### How to complete this task
Below are the records; copy each line in them that holds the word "Global".

(The records Opens)

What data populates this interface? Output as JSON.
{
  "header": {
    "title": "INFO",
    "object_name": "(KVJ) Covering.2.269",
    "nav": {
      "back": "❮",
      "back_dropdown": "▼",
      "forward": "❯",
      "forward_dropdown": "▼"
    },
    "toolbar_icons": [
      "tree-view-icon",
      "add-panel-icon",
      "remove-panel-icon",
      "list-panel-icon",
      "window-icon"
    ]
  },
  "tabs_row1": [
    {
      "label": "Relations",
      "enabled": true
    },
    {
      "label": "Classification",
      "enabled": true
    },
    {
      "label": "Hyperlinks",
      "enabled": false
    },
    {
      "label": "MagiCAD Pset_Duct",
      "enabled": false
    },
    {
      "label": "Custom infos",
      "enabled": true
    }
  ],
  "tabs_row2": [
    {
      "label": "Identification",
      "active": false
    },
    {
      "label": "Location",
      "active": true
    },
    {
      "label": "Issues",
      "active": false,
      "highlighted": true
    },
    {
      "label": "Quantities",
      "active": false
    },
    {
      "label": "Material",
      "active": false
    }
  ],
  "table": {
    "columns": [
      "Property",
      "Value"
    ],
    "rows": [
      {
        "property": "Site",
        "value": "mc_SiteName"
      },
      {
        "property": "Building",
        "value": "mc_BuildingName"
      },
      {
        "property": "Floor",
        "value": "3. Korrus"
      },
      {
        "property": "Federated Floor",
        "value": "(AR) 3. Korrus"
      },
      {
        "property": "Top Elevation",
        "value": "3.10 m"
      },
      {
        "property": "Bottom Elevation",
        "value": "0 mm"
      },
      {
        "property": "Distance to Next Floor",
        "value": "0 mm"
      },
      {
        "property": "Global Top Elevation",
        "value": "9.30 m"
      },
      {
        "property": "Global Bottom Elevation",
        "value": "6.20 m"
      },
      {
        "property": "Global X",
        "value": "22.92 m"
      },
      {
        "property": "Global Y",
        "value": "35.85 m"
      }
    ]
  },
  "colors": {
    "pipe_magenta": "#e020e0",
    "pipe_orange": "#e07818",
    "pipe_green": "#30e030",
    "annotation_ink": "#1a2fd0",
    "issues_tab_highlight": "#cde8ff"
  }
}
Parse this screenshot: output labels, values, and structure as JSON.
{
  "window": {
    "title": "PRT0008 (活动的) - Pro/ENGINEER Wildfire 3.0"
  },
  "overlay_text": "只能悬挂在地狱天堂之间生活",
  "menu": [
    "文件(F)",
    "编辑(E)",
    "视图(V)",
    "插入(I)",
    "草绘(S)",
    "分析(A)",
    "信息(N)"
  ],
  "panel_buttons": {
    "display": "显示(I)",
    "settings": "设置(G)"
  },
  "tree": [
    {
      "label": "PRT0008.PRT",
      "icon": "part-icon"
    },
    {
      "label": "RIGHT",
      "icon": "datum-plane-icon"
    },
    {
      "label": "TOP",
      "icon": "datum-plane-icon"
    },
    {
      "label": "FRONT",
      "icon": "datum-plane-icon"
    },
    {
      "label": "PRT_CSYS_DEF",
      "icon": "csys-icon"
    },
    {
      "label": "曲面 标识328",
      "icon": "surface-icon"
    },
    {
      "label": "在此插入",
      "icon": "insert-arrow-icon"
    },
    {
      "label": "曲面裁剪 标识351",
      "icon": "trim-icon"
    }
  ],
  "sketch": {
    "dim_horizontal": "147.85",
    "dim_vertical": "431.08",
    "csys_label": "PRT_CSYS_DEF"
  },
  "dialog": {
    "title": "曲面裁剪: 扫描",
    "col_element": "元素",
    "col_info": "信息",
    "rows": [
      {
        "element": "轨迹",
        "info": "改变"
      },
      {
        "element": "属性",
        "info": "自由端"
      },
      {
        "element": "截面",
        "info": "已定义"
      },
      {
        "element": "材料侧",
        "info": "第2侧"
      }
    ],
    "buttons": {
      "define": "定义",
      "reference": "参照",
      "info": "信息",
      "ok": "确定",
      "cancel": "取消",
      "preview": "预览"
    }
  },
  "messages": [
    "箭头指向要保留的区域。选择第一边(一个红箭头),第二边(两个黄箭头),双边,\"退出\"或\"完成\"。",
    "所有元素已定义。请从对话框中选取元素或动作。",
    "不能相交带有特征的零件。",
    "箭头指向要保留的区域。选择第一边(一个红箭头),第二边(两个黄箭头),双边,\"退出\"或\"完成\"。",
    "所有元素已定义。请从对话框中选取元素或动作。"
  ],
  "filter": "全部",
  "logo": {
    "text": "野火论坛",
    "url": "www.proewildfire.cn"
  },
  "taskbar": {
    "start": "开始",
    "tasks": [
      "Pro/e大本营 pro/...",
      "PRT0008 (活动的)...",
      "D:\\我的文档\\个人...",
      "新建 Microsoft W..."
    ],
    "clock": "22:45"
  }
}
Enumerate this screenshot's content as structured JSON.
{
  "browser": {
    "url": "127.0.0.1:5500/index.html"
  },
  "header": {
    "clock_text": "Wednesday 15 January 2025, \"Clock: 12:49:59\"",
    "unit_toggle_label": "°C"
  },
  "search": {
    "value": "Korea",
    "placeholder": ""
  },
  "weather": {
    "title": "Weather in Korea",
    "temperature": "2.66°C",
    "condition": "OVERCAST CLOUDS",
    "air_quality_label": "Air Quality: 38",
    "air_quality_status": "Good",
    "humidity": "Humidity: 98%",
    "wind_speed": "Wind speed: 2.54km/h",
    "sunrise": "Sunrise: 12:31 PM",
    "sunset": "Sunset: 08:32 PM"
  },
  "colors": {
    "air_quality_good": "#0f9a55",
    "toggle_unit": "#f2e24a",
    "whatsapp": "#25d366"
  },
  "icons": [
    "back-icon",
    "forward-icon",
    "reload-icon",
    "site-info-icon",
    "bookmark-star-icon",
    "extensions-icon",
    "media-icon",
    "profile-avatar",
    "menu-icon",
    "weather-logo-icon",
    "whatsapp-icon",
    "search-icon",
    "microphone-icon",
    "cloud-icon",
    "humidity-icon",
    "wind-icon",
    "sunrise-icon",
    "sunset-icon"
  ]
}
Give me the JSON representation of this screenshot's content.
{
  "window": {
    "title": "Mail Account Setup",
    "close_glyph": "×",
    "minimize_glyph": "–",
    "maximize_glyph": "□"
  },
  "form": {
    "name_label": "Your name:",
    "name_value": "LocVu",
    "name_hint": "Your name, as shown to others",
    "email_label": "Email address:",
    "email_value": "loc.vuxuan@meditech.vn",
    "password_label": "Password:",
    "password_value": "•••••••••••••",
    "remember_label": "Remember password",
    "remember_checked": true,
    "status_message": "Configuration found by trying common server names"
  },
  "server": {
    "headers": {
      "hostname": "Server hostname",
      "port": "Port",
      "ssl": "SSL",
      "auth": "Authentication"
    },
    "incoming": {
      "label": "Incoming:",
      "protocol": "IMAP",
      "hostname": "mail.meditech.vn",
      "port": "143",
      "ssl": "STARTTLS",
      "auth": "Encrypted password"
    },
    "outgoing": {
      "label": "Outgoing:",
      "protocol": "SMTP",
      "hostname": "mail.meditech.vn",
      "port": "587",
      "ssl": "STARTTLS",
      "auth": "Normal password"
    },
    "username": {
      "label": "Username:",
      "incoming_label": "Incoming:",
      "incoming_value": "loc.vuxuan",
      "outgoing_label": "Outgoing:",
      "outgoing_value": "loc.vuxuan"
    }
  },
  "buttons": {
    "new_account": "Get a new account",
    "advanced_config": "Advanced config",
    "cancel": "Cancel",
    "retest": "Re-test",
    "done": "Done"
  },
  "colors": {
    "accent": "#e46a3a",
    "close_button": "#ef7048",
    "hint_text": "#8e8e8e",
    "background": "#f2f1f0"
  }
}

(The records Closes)

### Exercise answer
        "property": "Global Top Elevation",
        "property": "Global Bottom Elevation",
        "property": "Global X",
        "property": "Global Y",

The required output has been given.